*Aim of the exercise:* Could you tally the lines of the entries that carry the string "Executing"? Reply with the number and nothing more.
*** Data excerpts ***
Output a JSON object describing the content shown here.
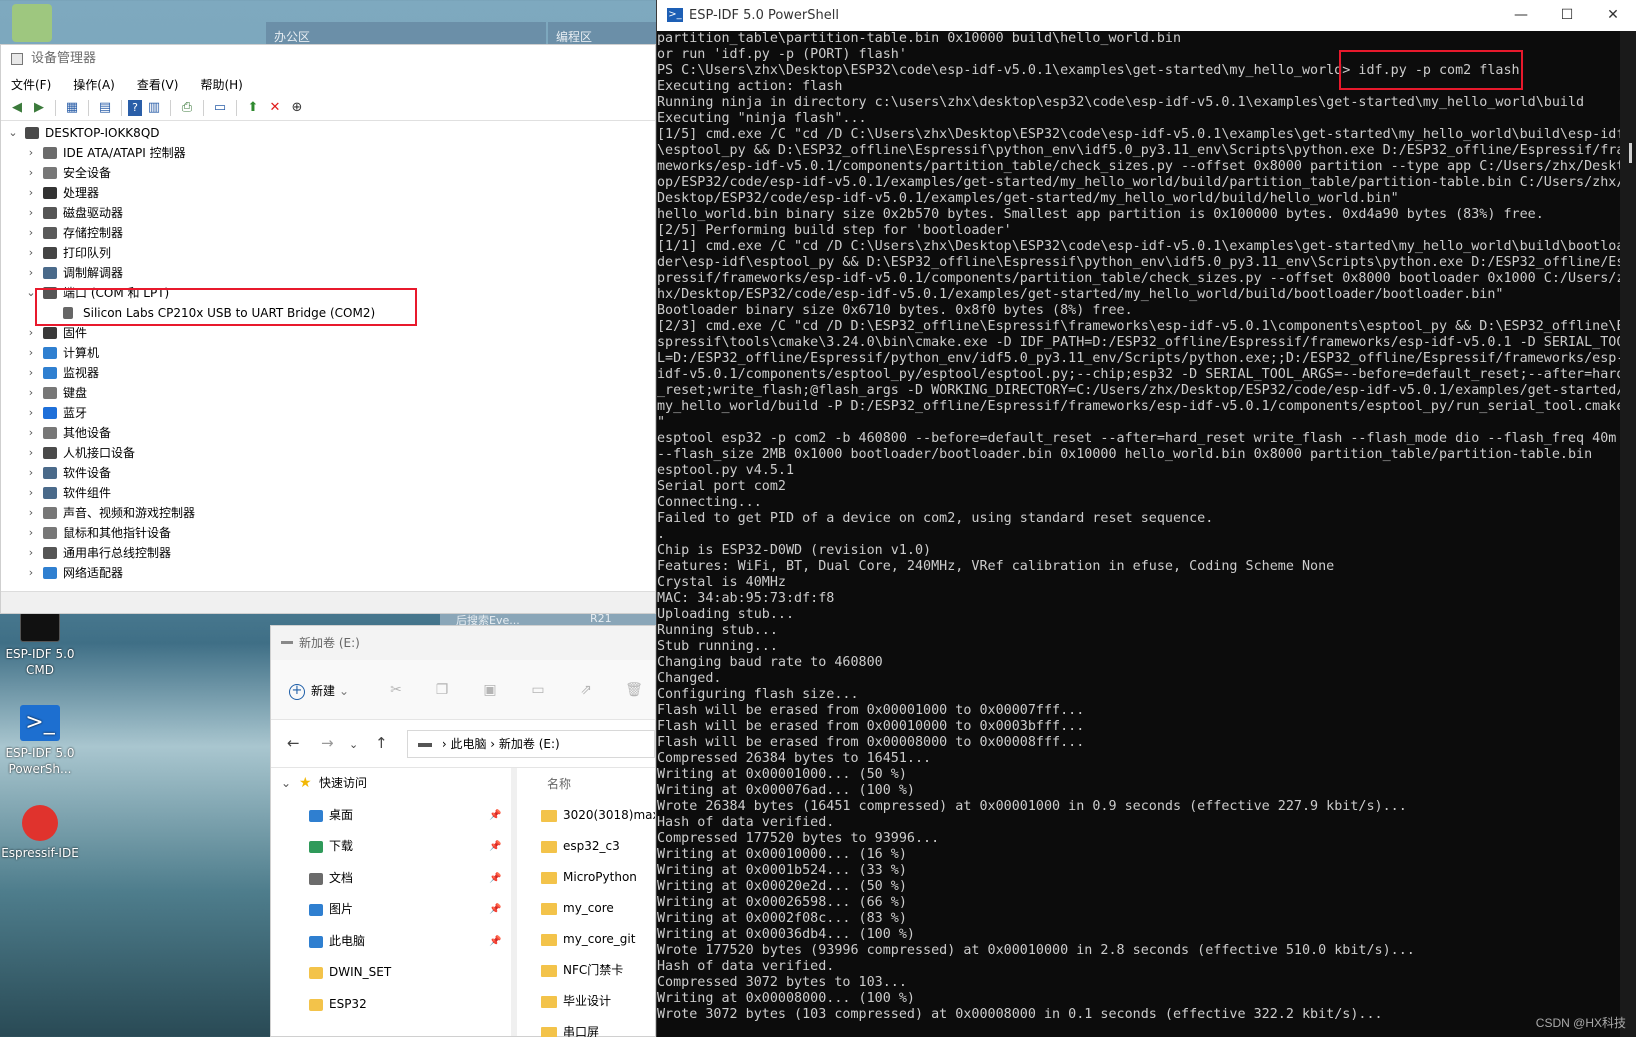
{
  "desktop": {
    "top_tabs": [
      "办公区",
      "编程区"
    ],
    "icons": [
      {
        "label": "ESP-IDF 5.0 CMD"
      },
      {
        "label": "ESP-IDF 5.0 PowerSh..."
      },
      {
        "label": "Espressif-IDE"
      }
    ],
    "strip_texts": [
      "后搜索Eve...",
      "R21"
    ],
    "watermark": "CSDN @HX科技"
  },
  "device_manager": {
    "title": "设备管理器",
    "menu": [
      "文件(F)",
      "操作(A)",
      "查看(V)",
      "帮助(H)"
    ],
    "toolbar_icons": [
      "back-icon",
      "forward-icon",
      "properties-icon",
      "view-icon",
      "help-icon",
      "list-icon",
      "print-icon",
      "monitor-icon",
      "update-driver-icon",
      "uninstall-icon",
      "download-icon"
    ],
    "root": "DESKTOP-IOKK8QD",
    "nodes": [
      {
        "label": "IDE ATA/ATAPI 控制器",
        "expanded": false
      },
      {
        "label": "安全设备",
        "expanded": false
      },
      {
        "label": "处理器",
        "expanded": false
      },
      {
        "label": "磁盘驱动器",
        "expanded": false
      },
      {
        "label": "存储控制器",
        "expanded": false
      },
      {
        "label": "打印队列",
        "expanded": false
      },
      {
        "label": "调制解调器",
        "expanded": false
      },
      {
        "label": "端口 (COM 和 LPT)",
        "expanded": true,
        "children": [
          "Silicon Labs CP210x USB to UART Bridge (COM2)"
        ]
      },
      {
        "label": "固件",
        "expanded": false
      },
      {
        "label": "计算机",
        "expanded": false
      },
      {
        "label": "监视器",
        "expanded": false
      },
      {
        "label": "键盘",
        "expanded": false
      },
      {
        "label": "蓝牙",
        "expanded": false
      },
      {
        "label": "其他设备",
        "expanded": false
      },
      {
        "label": "人机接口设备",
        "expanded": false
      },
      {
        "label": "软件设备",
        "expanded": false
      },
      {
        "label": "软件组件",
        "expanded": false
      },
      {
        "label": "声音、视频和游戏控制器",
        "expanded": false
      },
      {
        "label": "鼠标和其他指针设备",
        "expanded": false
      },
      {
        "label": "通用串行总线控制器",
        "expanded": false
      },
      {
        "label": "网络适配器",
        "expanded": false
      }
    ]
  },
  "powershell": {
    "title": "ESP-IDF 5.0 PowerShell",
    "controls": [
      "—",
      "☐",
      "✕"
    ],
    "lines": [
      "partition_table\\partition-table.bin 0x10000 build\\hello_world.bin",
      "or run 'idf.py -p (PORT) flash'",
      "PS C:\\Users\\zhx\\Desktop\\ESP32\\code\\esp-idf-v5.0.1\\examples\\get-started\\my_hello_world> idf.py -p com2 flash",
      "Executing action: flash",
      "Running ninja in directory c:\\users\\zhx\\desktop\\esp32\\code\\esp-idf-v5.0.1\\examples\\get-started\\my_hello_world\\build",
      "Executing \"ninja flash\"...",
      "[1/5] cmd.exe /C \"cd /D C:\\Users\\zhx\\Desktop\\ESP32\\code\\esp-idf-v5.0.1\\examples\\get-started\\my_hello_world\\build\\esp-idf",
      "\\esptool_py && D:\\ESP32_offline\\Espressif\\python_env\\idf5.0_py3.11_env\\Scripts\\python.exe D:/ESP32_offline/Espressif/fra",
      "meworks/esp-idf-v5.0.1/components/partition_table/check_sizes.py --offset 0x8000 partition --type app C:/Users/zhx/Deskt",
      "op/ESP32/code/esp-idf-v5.0.1/examples/get-started/my_hello_world/build/partition_table/partition-table.bin C:/Users/zhx/",
      "Desktop/ESP32/code/esp-idf-v5.0.1/examples/get-started/my_hello_world/build/hello_world.bin\"",
      "hello_world.bin binary size 0x2b570 bytes. Smallest app partition is 0x100000 bytes. 0xd4a90 bytes (83%) free.",
      "[2/5] Performing build step for 'bootloader'",
      "[1/1] cmd.exe /C \"cd /D C:\\Users\\zhx\\Desktop\\ESP32\\code\\esp-idf-v5.0.1\\examples\\get-started\\my_hello_world\\build\\bootloa",
      "der\\esp-idf\\esptool_py && D:\\ESP32_offline\\Espressif\\python_env\\idf5.0_py3.11_env\\Scripts\\python.exe D:/ESP32_offline/Es",
      "pressif/frameworks/esp-idf-v5.0.1/components/partition_table/check_sizes.py --offset 0x8000 bootloader 0x1000 C:/Users/z",
      "hx/Desktop/ESP32/code/esp-idf-v5.0.1/examples/get-started/my_hello_world/build/bootloader/bootloader.bin\"",
      "Bootloader binary size 0x6710 bytes. 0x8f0 bytes (8%) free.",
      "[2/3] cmd.exe /C \"cd /D D:\\ESP32_offline\\Espressif\\frameworks\\esp-idf-v5.0.1\\components\\esptool_py && D:\\ESP32_offline\\E",
      "spressif\\tools\\cmake\\3.24.0\\bin\\cmake.exe -D IDF_PATH=D:/ESP32_offline/Espressif/frameworks/esp-idf-v5.0.1 -D SERIAL_TOO",
      "L=D:/ESP32_offline/Espressif/python_env/idf5.0_py3.11_env/Scripts/python.exe;;D:/ESP32_offline/Espressif/frameworks/esp-",
      "idf-v5.0.1/components/esptool_py/esptool/esptool.py;--chip;esp32 -D SERIAL_TOOL_ARGS=--before=default_reset;--after=hard",
      "_reset;write_flash;@flash_args -D WORKING_DIRECTORY=C:/Users/zhx/Desktop/ESP32/code/esp-idf-v5.0.1/examples/get-started/",
      "my_hello_world/build -P D:/ESP32_offline/Espressif/frameworks/esp-idf-v5.0.1/components/esptool_py/run_serial_tool.cmake",
      "\"",
      "esptool esp32 -p com2 -b 460800 --before=default_reset --after=hard_reset write_flash --flash_mode dio --flash_freq 40m",
      "--flash_size 2MB 0x1000 bootloader/bootloader.bin 0x10000 hello_world.bin 0x8000 partition_table/partition-table.bin",
      "esptool.py v4.5.1",
      "Serial port com2",
      "Connecting...",
      "Failed to get PID of a device on com2, using standard reset sequence.",
      ".",
      "Chip is ESP32-D0WD (revision v1.0)",
      "Features: WiFi, BT, Dual Core, 240MHz, VRef calibration in efuse, Coding Scheme None",
      "Crystal is 40MHz",
      "MAC: 34:ab:95:73:df:f8",
      "Uploading stub...",
      "Running stub...",
      "Stub running...",
      "Changing baud rate to 460800",
      "Changed.",
      "Configuring flash size...",
      "Flash will be erased from 0x00001000 to 0x00007fff...",
      "Flash will be erased from 0x00010000 to 0x0003bfff...",
      "Flash will be erased from 0x00008000 to 0x00008fff...",
      "Compressed 26384 bytes to 16451...",
      "Writing at 0x00001000... (50 %)",
      "Writing at 0x000076ad... (100 %)",
      "Wrote 26384 bytes (16451 compressed) at 0x00001000 in 0.9 seconds (effective 227.9 kbit/s)...",
      "Hash of data verified.",
      "Compressed 177520 bytes to 93996...",
      "Writing at 0x00010000... (16 %)",
      "Writing at 0x0001b524... (33 %)",
      "Writing at 0x00020e2d... (50 %)",
      "Writing at 0x00026598... (66 %)",
      "Writing at 0x0002f08c... (83 %)",
      "Writing at 0x00036db4... (100 %)",
      "Wrote 177520 bytes (93996 compressed) at 0x00010000 in 2.8 seconds (effective 510.0 kbit/s)...",
      "Hash of data verified.",
      "Compressed 3072 bytes to 103...",
      "Writing at 0x00008000... (100 %)",
      "Wrote 3072 bytes (103 compressed) at 0x00008000 in 0.1 seconds (effective 322.2 kbit/s)..."
    ]
  },
  "explorer": {
    "title": "新加卷 (E:)",
    "new_button": "新建",
    "address": [
      "此电脑",
      "新加卷 (E:)"
    ],
    "quick_access": "快速访问",
    "sidebar": [
      "桌面",
      "下载",
      "文档",
      "图片",
      "此电脑",
      "DWIN_SET",
      "ESP32"
    ],
    "column_header": "名称",
    "files": [
      "3020(3018)max",
      "esp32_c3",
      "MicroPython",
      "my_core",
      "my_core_git",
      "NFC门禁卡",
      "毕业设计",
      "串口屏"
    ]
  }
}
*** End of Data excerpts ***
*Answer to the problem:* 2